Earning while they learn

New precision manufacturing apprenticeship program with TPS first in state

3/29/2017 | TACOMA, Washington

​The dominant paradigm in education follows a predictable path: Schooling leads to a vocation, which then becomes a career. The path begins in kindergarten, heads straight to high school graduation, and for some, college, and then on to the working world.

That path’s relatively new. In the not-so-distant past, trades often passed from experienced to novice workers via the apprenticeship model, which still exists but mostly for adult workers.

Tacoma Public Schools, partnering with the Aerospace Joint Apprenticeship Committee (AJAC), begins a new program this year—the first in the state--to place high school students in precision manufacturing apprenticeships. AJAC was created as a stand-alone non-profit by the state legislature in 2008 to promote apprenticeships in the precision manufacturing fields, but to date has concentrated on older apprentices. Funding for AJAC initiatives comes from a combination of state, federal and private grants.

The first 15 high school students will sign on with local companies as apprentices April 6 at Pacific Machine Inc., in Lakewood, one of the companies participating. Governor Jay Inslee plans to attend.

“We’ve been hiring kids out of Lincoln (High School) to clean the shop and those kind of things for years, and then after graduation if they still wanted to hang around we’d send them to a four-year apprenticeship program,” said Jim Tschimperle, the owner of Pacific Machine. “With this apprenticeship plan they’ll go to that program with a full year of their apprenticeship already done. It’s a great opportunity for everybody.”

Students will learn industrial safety and the operation of CNC (computer numerical control) routers and other high-tech manufacturing tools. Machinists use CNC routers  to create parts for everything from cars to airplanes to factory machinery.

“The average age of most apprentices is around 30,” said Tacoma Public Schools’ Career and Technical Education Director John Page. “There seems to be about a 10-year ‘drift’ for a lot of people, where they graduate high school, then they perhaps try college or even go to college and get a degree, and don’t really get into a career. A lot of apprentices enter their fields after that ‘drift.’”

Kristi Grassman, director of pre-apprenticeship for the Aerospace Joint Apprenticeship Committee, says many of the precision manufacturing companies she works with worry about their aging workforces.

“One of the company owners told me he started in his field when he was 17,” she said. “He’s in his late 50s now, and he was saying he really wished the company could build a relationship with younger apprentices who are in the age range he was when he started. He said he’d hire students tomorrow, if he could, because he could mold and shape them the way he wanted.

”Apprenticeship programs at the high school level invert the classic education path, according to Page. Rather than education leading to a job, apprenticeships begin with the job and continue with education.

Adult apprenticeship programs require the apprentice to spend 8,000 hours working at the job to gain the rank of journeyman. The new program required the creation of a new job class—production technician—to allow high school students to participate under union rules.

The new program will comprise 2,000 hours of work and classroom time, which will count towards the 8,000 hour requirement after the student graduates high school.
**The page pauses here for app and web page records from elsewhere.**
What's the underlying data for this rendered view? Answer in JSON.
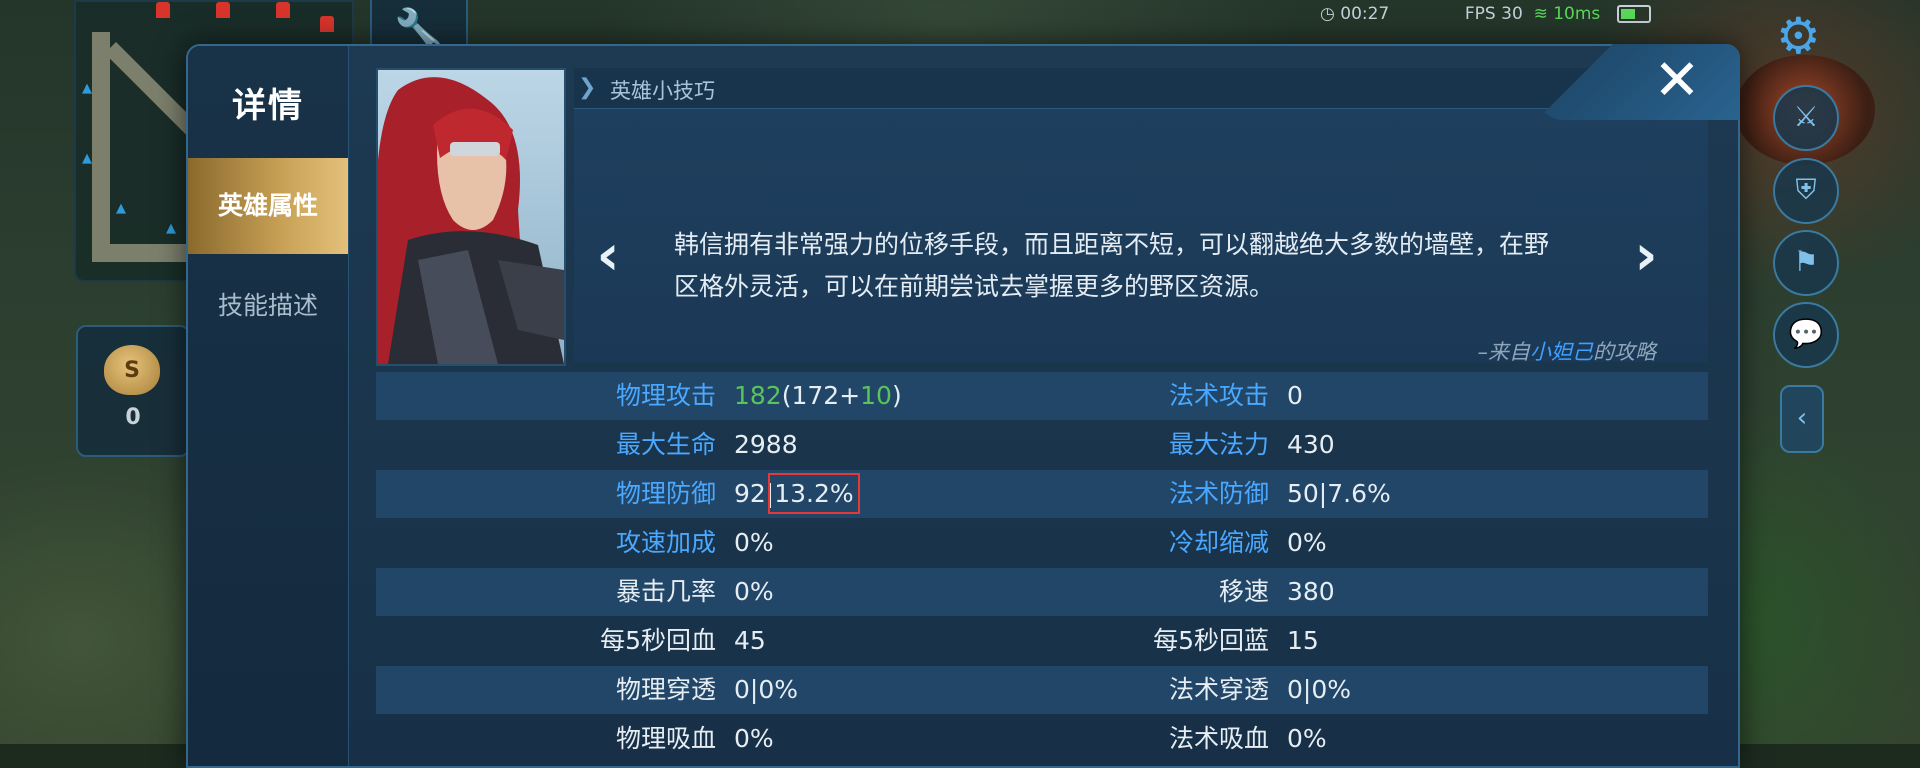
{
  "hud": {
    "timer": "00:27",
    "fps": "FPS 30",
    "ping": "10ms",
    "gold": "0"
  },
  "dialog": {
    "title": "详情",
    "tabs": [
      {
        "label": "英雄属性",
        "active": true
      },
      {
        "label": "技能描述",
        "active": false
      }
    ],
    "close_label": "✕",
    "tips": {
      "title": "英雄小技巧",
      "text": "韩信拥有非常强力的位移手段，而且距离不短，可以翻越绝大多数的墙壁，在野区格外灵活，可以在前期尝试去掌握更多的野区资源。",
      "source_prefix": "–来自",
      "source_author": "小妲己",
      "source_suffix": "的攻略"
    },
    "stats": [
      {
        "left": {
          "label": "物理攻击",
          "total": "182",
          "open": "(172+",
          "bonus": "10",
          "close": ")"
        },
        "right": {
          "label": "法术攻击",
          "value": "0"
        }
      },
      {
        "left": {
          "label": "最大生命",
          "value": "2988"
        },
        "right": {
          "label": "最大法力",
          "value": "430"
        }
      },
      {
        "left": {
          "label": "物理防御",
          "value": "92|",
          "highlight": "13.2%"
        },
        "right": {
          "label": "法术防御",
          "value": "50|7.6%"
        }
      },
      {
        "left": {
          "label": "攻速加成",
          "value": "0%"
        },
        "right": {
          "label": "冷却缩减",
          "value": "0%"
        }
      },
      {
        "left": {
          "label": "暴击几率",
          "value": "0%"
        },
        "right": {
          "label": "移速",
          "value": "380"
        }
      },
      {
        "left": {
          "label": "每5秒回血",
          "value": "45"
        },
        "right": {
          "label": "每5秒回蓝",
          "value": "15"
        }
      },
      {
        "left": {
          "label": "物理穿透",
          "value": "0|0%"
        },
        "right": {
          "label": "法术穿透",
          "value": "0|0%"
        }
      },
      {
        "left": {
          "label": "物理吸血",
          "value": "0%"
        },
        "right": {
          "label": "法术吸血",
          "value": "0%"
        }
      }
    ]
  },
  "colors": {
    "stat_label_blue": "#4aa8ff",
    "bonus_green": "#59c45a",
    "active_tab_gold": "#c9a257",
    "highlight_box": "#e53935"
  }
}
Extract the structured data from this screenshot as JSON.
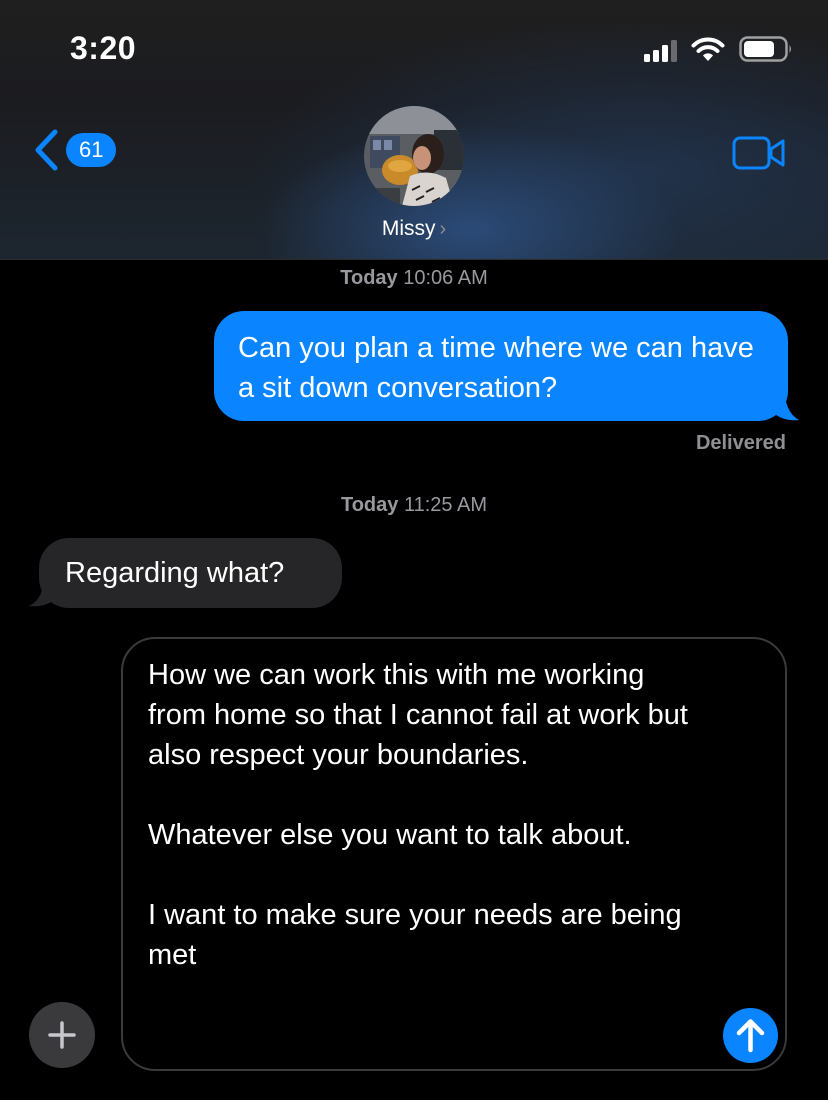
{
  "status_bar": {
    "time": "3:20"
  },
  "header": {
    "back_badge": "61",
    "contact_name": "Missy",
    "contact_chevron": "›"
  },
  "messages": [
    {
      "type": "timestamp",
      "day": "Today",
      "time": "10:06 AM"
    },
    {
      "type": "outgoing",
      "text": "Can you plan a time where we can have a sit down conversation?",
      "status": "Delivered"
    },
    {
      "type": "timestamp",
      "day": "Today",
      "time": "11:25 AM"
    },
    {
      "type": "incoming",
      "text": "Regarding what?"
    }
  ],
  "composer": {
    "text": "How we can work this with me working from home so that I cannot fail at work but also respect your boundaries.\n\nWhatever else you want to talk about.\n\nI want to make sure your needs are being met"
  },
  "icons": {
    "back": "chevron-left-icon",
    "video": "video-camera-icon",
    "add": "plus-icon",
    "send": "arrow-up-icon"
  },
  "colors": {
    "accent": "#0a84ff",
    "incoming_bubble": "#262628",
    "background": "#000000"
  }
}
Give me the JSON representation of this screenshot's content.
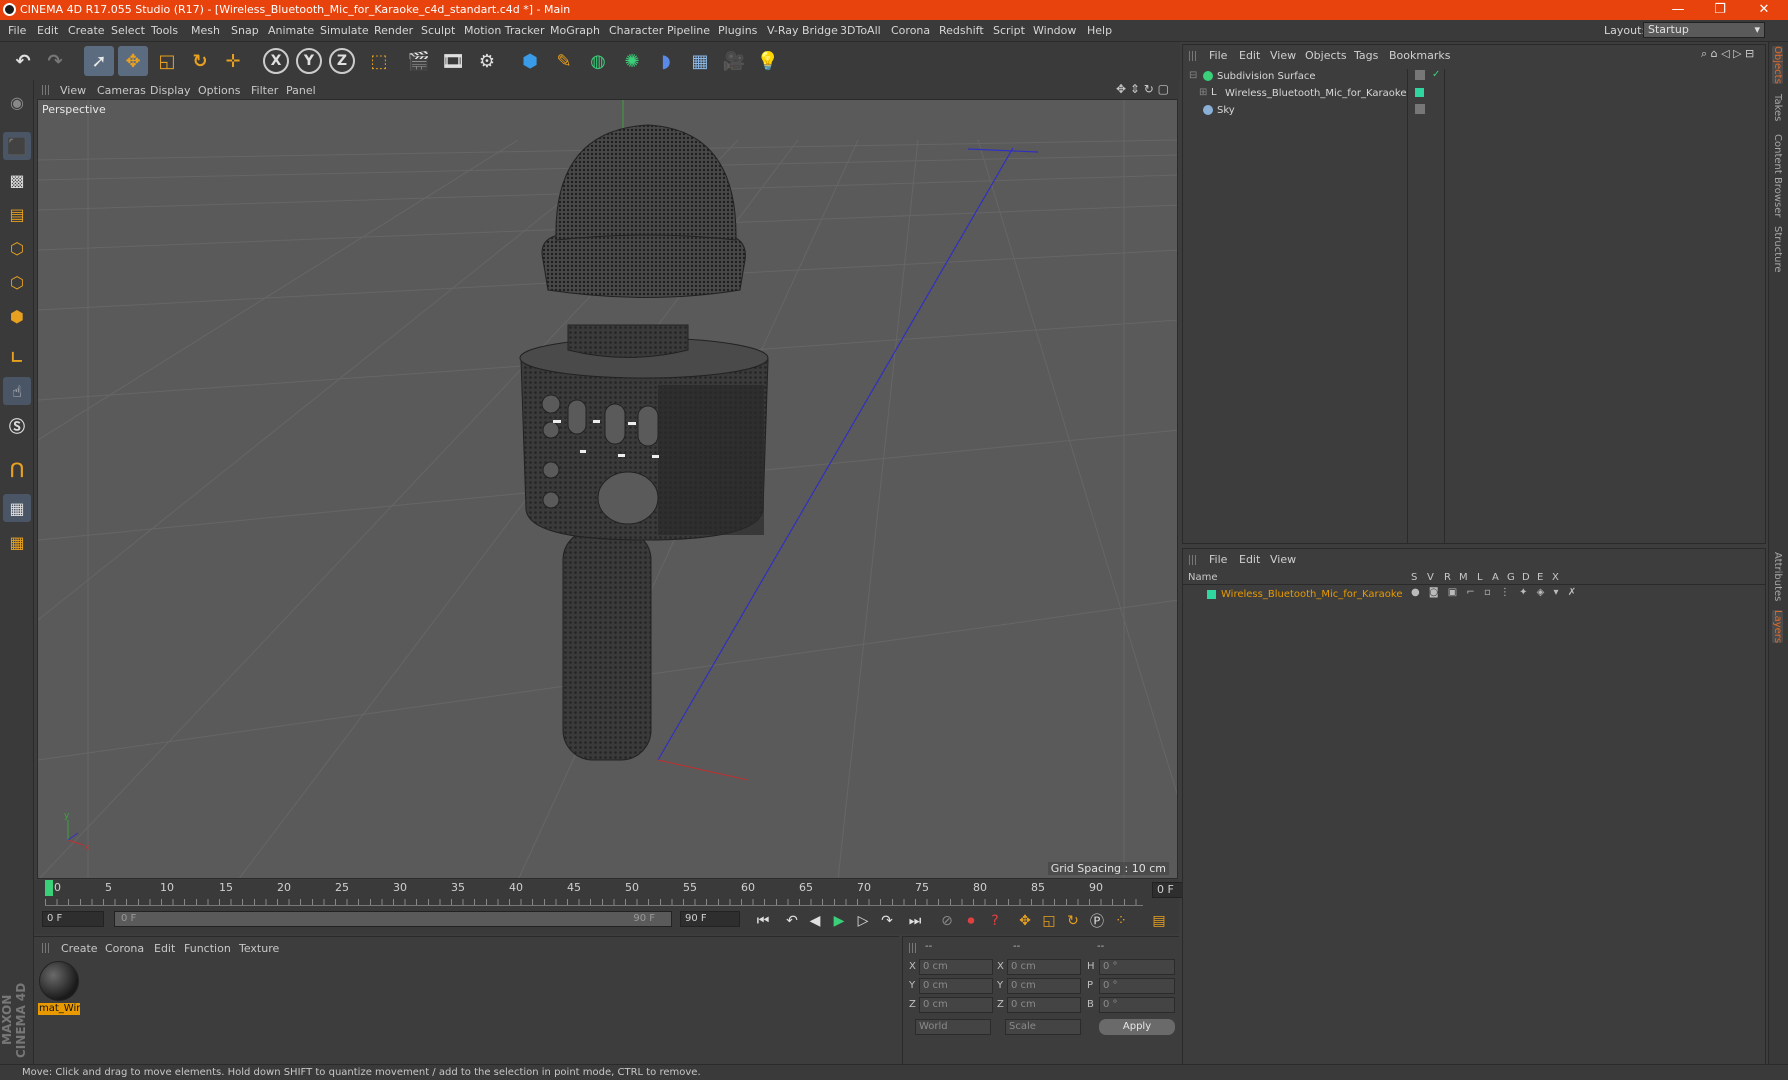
{
  "titlebar": {
    "title": "CINEMA 4D R17.055 Studio (R17) - [Wireless_Bluetooth_Mic_for_Karaoke_c4d_standart.c4d *] - Main",
    "minimize": "—",
    "restore": "❐",
    "close": "✕"
  },
  "menu": [
    "File",
    "Edit",
    "Create",
    "Select",
    "Tools",
    "Mesh",
    "Snap",
    "Animate",
    "Simulate",
    "Render",
    "Sculpt",
    "Motion Tracker",
    "MoGraph",
    "Character",
    "Pipeline",
    "Plugins",
    "V-Ray Bridge",
    "3DToAll",
    "Corona",
    "Redshift",
    "Script",
    "Window",
    "Help"
  ],
  "layout": {
    "label": "Layout:",
    "value": "Startup"
  },
  "viewport": {
    "menu": [
      "View",
      "Cameras",
      "Display",
      "Options",
      "Filter",
      "Panel"
    ],
    "label": "Perspective",
    "grid_spacing": "Grid Spacing : 10 cm"
  },
  "timeline": {
    "ticks": [
      "0",
      "5",
      "10",
      "15",
      "20",
      "25",
      "30",
      "35",
      "40",
      "45",
      "50",
      "55",
      "60",
      "65",
      "70",
      "75",
      "80",
      "85",
      "90"
    ],
    "current_frame": "0 F"
  },
  "transport": {
    "start": "0 F",
    "range_start": "0 F",
    "range_end": "90 F",
    "end": "90 F"
  },
  "materials": {
    "menu": [
      "Create",
      "Corona",
      "Edit",
      "Function",
      "Texture"
    ],
    "items": [
      {
        "name": "mat_Wir"
      }
    ]
  },
  "coords": {
    "headers": [
      "--",
      "--",
      "--"
    ],
    "rows": [
      {
        "a": "X",
        "av": "0 cm",
        "b": "X",
        "bv": "0 cm",
        "c": "H",
        "cv": "0 °"
      },
      {
        "a": "Y",
        "av": "0 cm",
        "b": "Y",
        "bv": "0 cm",
        "c": "P",
        "cv": "0 °"
      },
      {
        "a": "Z",
        "av": "0 cm",
        "b": "Z",
        "bv": "0 cm",
        "c": "B",
        "cv": "0 °"
      }
    ],
    "world": "World",
    "scale": "Scale",
    "apply": "Apply"
  },
  "objects": {
    "menu": [
      "File",
      "Edit",
      "View",
      "Objects",
      "Tags",
      "Bookmarks"
    ],
    "items": [
      {
        "name": "Subdivision Surface"
      },
      {
        "name": "Wireless_Bluetooth_Mic_for_Karaoke"
      },
      {
        "name": "Sky"
      }
    ]
  },
  "layers": {
    "menu": [
      "File",
      "Edit",
      "View"
    ],
    "header": {
      "name": "Name",
      "cols": [
        "S",
        "V",
        "R",
        "M",
        "L",
        "A",
        "G",
        "D",
        "E",
        "X"
      ]
    },
    "items": [
      {
        "name": "Wireless_Bluetooth_Mic_for_Karaoke",
        "color": "#2fd6a0"
      }
    ]
  },
  "right_tabs": [
    "Objects",
    "Takes",
    "Content Browser",
    "Structure",
    "Attributes",
    "Layers"
  ],
  "status": "Move: Click and drag to move elements. Hold down SHIFT to quantize movement / add to the selection in point mode, CTRL to remove.",
  "brand": "MAXON CINEMA 4D",
  "colors": {
    "title": "#e8420d",
    "accent": "#e89a00",
    "layer": "#2fd6a0"
  }
}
The students also get paid for those 2,000 hours—and earn up to 15 college credits through Bates Technical College. Students work 10-20 hours per week during the school year and full time in the summer. Pay varies depending on the employer. Union rules set the pay rates, somewhat higher than minimum wage.

“Production technician is a general enough title to allow students to learn on and be exposed to a wide range of different machinery,” Grassman said. “But then the program also allows them to gain standing in adult internships, sort of a Running Start for industrial work.”

And despite the word “aerospace” in the title of her committee, Grassman said the training opportunities cover far more than just potential employment at Boeing.

“We do serve companies that are in Boeing’s supply chain, but that’s not all,” she said. “There are also companies that make food processing equipment, medical devices, all sorts of companies that do advanced manufacturing.”

Tschimperle said the program will not only train the next generation of craftsmen in machining and precision manufacturing, but also gives his company and others a means of giving back to the community—by helping young people find good jobs.

“The beauty of it is, employers are always looking for people who have experience, but kids just getting out of school have no experience,” he said. “With this situation kids will already have a year of experience, they’ll be able to say they worked on these machines, and they’re familiar with these other machines, that sort of thing. It’s a big deal. And this is just the pilot program, and we’re happy to be part of that. The big plan is, once the bugs are worked out and everything is in place, to expand the program to school districts all over the state, so we’ll be helping people statewide get good jobs.”